#### Work item
Every line with the word "JSON" in it should be extracted from the data that follows.

#### Records provided
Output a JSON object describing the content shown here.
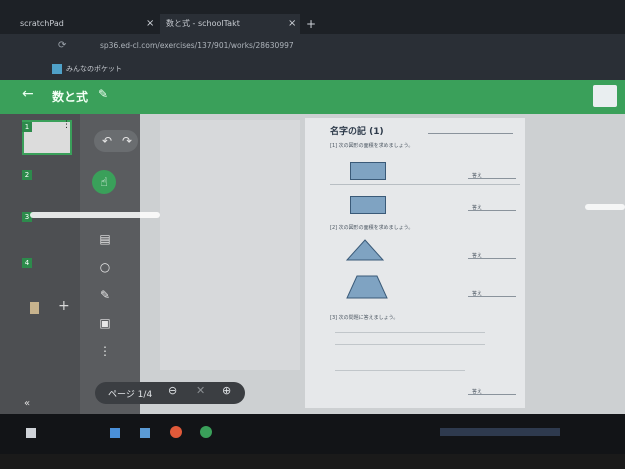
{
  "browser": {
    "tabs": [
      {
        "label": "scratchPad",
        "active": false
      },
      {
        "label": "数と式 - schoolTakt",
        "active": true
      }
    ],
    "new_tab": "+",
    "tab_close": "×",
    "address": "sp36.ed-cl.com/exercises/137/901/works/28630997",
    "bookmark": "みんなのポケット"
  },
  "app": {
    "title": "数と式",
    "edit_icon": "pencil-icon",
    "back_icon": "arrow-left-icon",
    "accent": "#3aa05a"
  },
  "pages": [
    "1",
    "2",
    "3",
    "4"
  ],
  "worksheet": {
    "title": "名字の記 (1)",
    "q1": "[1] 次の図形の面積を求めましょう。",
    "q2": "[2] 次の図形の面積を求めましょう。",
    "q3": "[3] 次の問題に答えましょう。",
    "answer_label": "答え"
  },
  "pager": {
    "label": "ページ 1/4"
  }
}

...

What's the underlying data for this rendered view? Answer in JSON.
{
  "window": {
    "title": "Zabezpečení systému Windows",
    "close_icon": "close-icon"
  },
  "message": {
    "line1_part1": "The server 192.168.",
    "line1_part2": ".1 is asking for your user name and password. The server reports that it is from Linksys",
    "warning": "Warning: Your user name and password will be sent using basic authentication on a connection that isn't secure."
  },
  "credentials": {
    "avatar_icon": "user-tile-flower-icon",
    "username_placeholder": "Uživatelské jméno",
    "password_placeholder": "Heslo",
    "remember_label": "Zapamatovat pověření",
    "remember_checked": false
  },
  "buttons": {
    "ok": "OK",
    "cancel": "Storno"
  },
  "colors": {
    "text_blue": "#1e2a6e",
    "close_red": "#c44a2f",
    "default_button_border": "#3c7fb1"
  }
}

#### Task solution
Output a JSON object describing the content shown here.
What's the underlying data for this rendered view? Answer in JSON.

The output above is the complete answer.